◆ Your objective: Lines in the data below that contain the word "content" are to be copied.

___ Extracted records ___

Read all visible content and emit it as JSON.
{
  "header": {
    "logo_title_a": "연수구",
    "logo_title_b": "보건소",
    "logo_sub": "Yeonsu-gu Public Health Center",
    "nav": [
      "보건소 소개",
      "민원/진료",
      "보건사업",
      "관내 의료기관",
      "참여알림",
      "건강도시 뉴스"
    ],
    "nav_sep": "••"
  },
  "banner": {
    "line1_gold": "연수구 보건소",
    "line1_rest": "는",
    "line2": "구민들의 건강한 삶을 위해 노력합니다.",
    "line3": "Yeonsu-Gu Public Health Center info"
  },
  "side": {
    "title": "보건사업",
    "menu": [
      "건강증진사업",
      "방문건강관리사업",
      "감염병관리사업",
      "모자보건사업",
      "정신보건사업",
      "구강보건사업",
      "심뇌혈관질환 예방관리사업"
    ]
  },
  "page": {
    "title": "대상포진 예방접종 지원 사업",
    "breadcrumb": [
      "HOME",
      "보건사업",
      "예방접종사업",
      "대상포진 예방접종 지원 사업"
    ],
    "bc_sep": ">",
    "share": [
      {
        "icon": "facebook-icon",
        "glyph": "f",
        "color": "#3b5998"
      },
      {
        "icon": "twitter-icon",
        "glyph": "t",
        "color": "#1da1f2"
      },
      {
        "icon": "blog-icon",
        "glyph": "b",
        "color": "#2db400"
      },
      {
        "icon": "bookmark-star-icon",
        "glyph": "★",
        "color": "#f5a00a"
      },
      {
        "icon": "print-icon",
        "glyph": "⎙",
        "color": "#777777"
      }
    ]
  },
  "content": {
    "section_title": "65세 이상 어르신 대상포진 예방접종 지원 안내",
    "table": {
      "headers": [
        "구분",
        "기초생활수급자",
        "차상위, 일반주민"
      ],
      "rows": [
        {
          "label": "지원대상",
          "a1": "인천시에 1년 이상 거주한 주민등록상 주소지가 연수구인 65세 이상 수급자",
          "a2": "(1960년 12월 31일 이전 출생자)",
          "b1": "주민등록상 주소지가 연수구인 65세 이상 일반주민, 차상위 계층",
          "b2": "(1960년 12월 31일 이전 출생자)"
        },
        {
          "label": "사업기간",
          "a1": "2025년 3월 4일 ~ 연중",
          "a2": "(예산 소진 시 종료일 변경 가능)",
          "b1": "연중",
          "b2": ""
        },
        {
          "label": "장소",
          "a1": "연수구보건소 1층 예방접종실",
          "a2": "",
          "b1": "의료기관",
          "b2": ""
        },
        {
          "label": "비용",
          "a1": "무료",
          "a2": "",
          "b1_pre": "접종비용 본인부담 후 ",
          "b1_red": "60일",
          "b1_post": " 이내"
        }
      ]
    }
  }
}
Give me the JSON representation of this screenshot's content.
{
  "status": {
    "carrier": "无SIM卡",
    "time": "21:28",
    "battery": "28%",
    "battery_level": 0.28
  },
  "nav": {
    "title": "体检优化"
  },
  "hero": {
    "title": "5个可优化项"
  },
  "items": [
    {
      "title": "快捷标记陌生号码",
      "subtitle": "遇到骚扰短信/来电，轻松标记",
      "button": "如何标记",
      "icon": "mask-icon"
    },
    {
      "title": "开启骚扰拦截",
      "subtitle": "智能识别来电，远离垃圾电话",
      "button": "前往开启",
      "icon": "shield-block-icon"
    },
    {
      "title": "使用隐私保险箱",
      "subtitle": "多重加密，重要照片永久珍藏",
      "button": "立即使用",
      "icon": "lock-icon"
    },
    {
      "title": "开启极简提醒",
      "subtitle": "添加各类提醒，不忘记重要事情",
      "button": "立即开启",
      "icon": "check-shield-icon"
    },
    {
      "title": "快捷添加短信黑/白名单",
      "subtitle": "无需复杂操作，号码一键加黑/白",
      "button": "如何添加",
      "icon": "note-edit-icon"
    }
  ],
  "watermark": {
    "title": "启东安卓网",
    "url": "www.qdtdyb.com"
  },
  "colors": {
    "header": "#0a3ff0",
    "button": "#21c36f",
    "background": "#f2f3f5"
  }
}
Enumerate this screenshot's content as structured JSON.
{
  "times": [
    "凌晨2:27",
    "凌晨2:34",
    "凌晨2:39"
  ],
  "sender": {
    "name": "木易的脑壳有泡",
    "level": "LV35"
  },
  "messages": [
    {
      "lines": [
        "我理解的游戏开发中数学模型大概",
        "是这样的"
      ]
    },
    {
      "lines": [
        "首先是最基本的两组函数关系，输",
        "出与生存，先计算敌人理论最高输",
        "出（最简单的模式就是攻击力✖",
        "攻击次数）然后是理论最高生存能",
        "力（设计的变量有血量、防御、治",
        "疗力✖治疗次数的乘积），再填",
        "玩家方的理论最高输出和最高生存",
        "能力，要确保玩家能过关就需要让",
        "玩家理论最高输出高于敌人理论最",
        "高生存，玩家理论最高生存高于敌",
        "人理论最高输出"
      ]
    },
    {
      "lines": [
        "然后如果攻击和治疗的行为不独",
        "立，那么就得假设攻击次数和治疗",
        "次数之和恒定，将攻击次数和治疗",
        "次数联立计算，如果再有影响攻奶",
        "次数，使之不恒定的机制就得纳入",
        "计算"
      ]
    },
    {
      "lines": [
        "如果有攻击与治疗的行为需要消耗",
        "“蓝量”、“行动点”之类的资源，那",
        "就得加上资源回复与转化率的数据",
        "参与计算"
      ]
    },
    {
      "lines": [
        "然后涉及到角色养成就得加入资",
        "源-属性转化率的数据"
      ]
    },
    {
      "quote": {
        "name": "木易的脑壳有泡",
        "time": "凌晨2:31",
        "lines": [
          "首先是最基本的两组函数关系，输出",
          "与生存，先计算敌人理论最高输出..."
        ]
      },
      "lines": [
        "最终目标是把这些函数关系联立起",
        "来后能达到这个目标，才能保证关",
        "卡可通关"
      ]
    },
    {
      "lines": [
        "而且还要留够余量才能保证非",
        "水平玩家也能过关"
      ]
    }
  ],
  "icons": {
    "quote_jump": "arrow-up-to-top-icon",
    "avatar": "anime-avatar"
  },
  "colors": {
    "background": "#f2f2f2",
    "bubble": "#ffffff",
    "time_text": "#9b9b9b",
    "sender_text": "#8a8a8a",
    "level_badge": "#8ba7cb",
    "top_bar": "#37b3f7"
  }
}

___

◆ Answer:
Read all visible content and emit it as JSON.
  "content": {
Give me the JSON representation of this screenshot's content.
Enumerate this screenshot's content as structured JSON.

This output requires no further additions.